### Aim of the exercise
Without changing a single word, set down all of the records.
####################
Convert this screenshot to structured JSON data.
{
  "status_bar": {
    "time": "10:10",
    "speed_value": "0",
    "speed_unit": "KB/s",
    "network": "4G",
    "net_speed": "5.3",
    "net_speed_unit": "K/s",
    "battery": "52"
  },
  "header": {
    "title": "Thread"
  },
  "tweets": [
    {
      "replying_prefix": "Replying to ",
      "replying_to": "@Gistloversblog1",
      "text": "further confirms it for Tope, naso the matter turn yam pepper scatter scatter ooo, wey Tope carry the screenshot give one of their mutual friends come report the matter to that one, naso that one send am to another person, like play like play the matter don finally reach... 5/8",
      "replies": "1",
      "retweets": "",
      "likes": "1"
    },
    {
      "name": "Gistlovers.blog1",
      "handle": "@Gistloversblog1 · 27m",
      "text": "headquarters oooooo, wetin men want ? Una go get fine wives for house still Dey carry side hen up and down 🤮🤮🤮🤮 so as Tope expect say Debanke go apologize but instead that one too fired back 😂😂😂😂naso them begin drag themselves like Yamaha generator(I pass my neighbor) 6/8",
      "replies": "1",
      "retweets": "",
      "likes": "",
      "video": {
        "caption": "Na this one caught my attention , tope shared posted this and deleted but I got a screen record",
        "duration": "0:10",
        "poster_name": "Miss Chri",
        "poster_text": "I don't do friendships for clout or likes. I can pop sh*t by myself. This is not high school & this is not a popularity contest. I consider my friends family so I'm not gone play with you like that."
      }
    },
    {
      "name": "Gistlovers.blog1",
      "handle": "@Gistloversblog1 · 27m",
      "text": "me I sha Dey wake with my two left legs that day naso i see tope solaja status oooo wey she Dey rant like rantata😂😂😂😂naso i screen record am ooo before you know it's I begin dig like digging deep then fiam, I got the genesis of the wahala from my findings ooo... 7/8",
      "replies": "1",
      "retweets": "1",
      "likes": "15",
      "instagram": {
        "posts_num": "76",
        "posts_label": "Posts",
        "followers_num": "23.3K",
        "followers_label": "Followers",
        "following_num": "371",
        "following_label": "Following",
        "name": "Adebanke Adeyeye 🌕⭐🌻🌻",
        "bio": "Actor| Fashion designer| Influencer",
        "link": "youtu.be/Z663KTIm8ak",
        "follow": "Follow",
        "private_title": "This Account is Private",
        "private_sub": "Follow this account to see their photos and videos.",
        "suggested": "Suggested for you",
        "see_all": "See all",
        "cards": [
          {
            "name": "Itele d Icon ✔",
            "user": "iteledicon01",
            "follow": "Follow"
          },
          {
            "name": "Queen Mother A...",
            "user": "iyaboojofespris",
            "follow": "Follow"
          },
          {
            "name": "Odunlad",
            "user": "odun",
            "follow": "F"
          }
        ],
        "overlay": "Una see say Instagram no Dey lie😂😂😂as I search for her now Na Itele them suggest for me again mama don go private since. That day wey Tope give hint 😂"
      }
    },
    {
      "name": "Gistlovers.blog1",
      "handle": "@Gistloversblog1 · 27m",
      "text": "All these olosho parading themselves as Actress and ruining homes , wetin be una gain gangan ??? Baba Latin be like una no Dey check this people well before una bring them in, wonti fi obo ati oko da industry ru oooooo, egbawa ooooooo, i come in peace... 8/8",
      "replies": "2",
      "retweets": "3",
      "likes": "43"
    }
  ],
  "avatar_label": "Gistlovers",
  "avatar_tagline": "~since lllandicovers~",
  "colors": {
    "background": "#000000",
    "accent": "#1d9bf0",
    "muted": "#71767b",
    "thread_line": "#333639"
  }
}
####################
### Task solution
Convert this screenshot to structured JSON data.
{
  "status_bar": {
    "time": "10:10",
    "speed_value": "0",
    "speed_unit": "KB/s",
    "network": "4G",
    "net_speed": "5.3",
    "net_speed_unit": "K/s",
    "battery": "52"
  },
  "header": {
    "title": "Thread"
  },
  "tweets": [
    {
      "replying_prefix": "Replying to ",
      "replying_to": "@Gistloversblog1",
      "text": "further confirms it for Tope, naso the matter turn yam pepper scatter scatter ooo, wey Tope carry the screenshot give one of their mutual friends come report the matter to that one, naso that one send am to another person, like play like play the matter don finally reach... 5/8",
      "replies": "1",
      "retweets": "",
      "likes": "1"
    },
    {
      "name": "Gistlovers.blog1",
      "handle": "@Gistloversblog1 · 27m",
      "text": "headquarters oooooo, wetin men want ? Una go get fine wives for house still Dey carry side hen up and down 🤮🤮🤮🤮 so as Tope expect say Debanke go apologize but instead that one too fired back 😂😂😂😂naso them begin drag themselves like Yamaha generator(I pass my neighbor) 6/8",
      "replies": "1",
      "retweets": "",
      "likes": "",
      "video": {
        "caption": "Na this one caught my attention , tope shared posted this and deleted but I got a screen record",
        "duration": "0:10",
        "poster_name": "Miss Chri",
        "poster_text": "I don't do friendships for clout or likes. I can pop sh*t by myself. This is not high school & this is not a popularity contest. I consider my friends family so I'm not gone play with you like that."
      }
    },
    {
      "name": "Gistlovers.blog1",
      "handle": "@Gistloversblog1 · 27m",
      "text": "me I sha Dey wake with my two left legs that day naso i see tope solaja status oooo wey she Dey rant like rantata😂😂😂😂naso i screen record am ooo before you know it's I begin dig like digging deep then fiam, I got the genesis of the wahala from my findings ooo... 7/8",
      "replies": "1",
      "retweets": "1",
      "likes": "15",
      "instagram": {
        "posts_num": "76",
        "posts_label": "Posts",
        "followers_num": "23.3K",
        "followers_label": "Followers",
        "following_num": "371",
        "following_label": "Following",
        "name": "Adebanke Adeyeye 🌕⭐🌻🌻",
        "bio": "Actor| Fashion designer| Influencer",
        "link": "youtu.be/Z663KTIm8ak",
        "follow": "Follow",
        "private_title": "This Account is Private",
        "private_sub": "Follow this account to see their photos and videos.",
        "suggested": "Suggested for you",
        "see_all": "See all",
        "cards": [
          {
            "name": "Itele d Icon ✔",
            "user": "iteledicon01",
            "follow": "Follow"
          },
          {
            "name": "Queen Mother A...",
            "user": "iyaboojofespris",
            "follow": "Follow"
          },
          {
            "name": "Odunlad",
            "user": "odun",
            "follow": "F"
          }
        ],
        "overlay": "Una see say Instagram no Dey lie😂😂😂as I search for her now Na Itele them suggest for me again mama don go private since. That day wey Tope give hint 😂"
      }
    },
    {
      "name": "Gistlovers.blog1",
      "handle": "@Gistloversblog1 · 27m",
      "text": "All these olosho parading themselves as Actress and ruining homes , wetin be una gain gangan ??? Baba Latin be like una no Dey check this people well before una bring them in, wonti fi obo ati oko da industry ru oooooo, egbawa ooooooo, i come in peace... 8/8",
      "replies": "2",
      "retweets": "3",
      "likes": "43"
    }
  ],
  "avatar_label": "Gistlovers",
  "avatar_tagline": "~since lllandicovers~",
  "colors": {
    "background": "#000000",
    "accent": "#1d9bf0",
    "muted": "#71767b",
    "thread_line": "#333639"
  }
}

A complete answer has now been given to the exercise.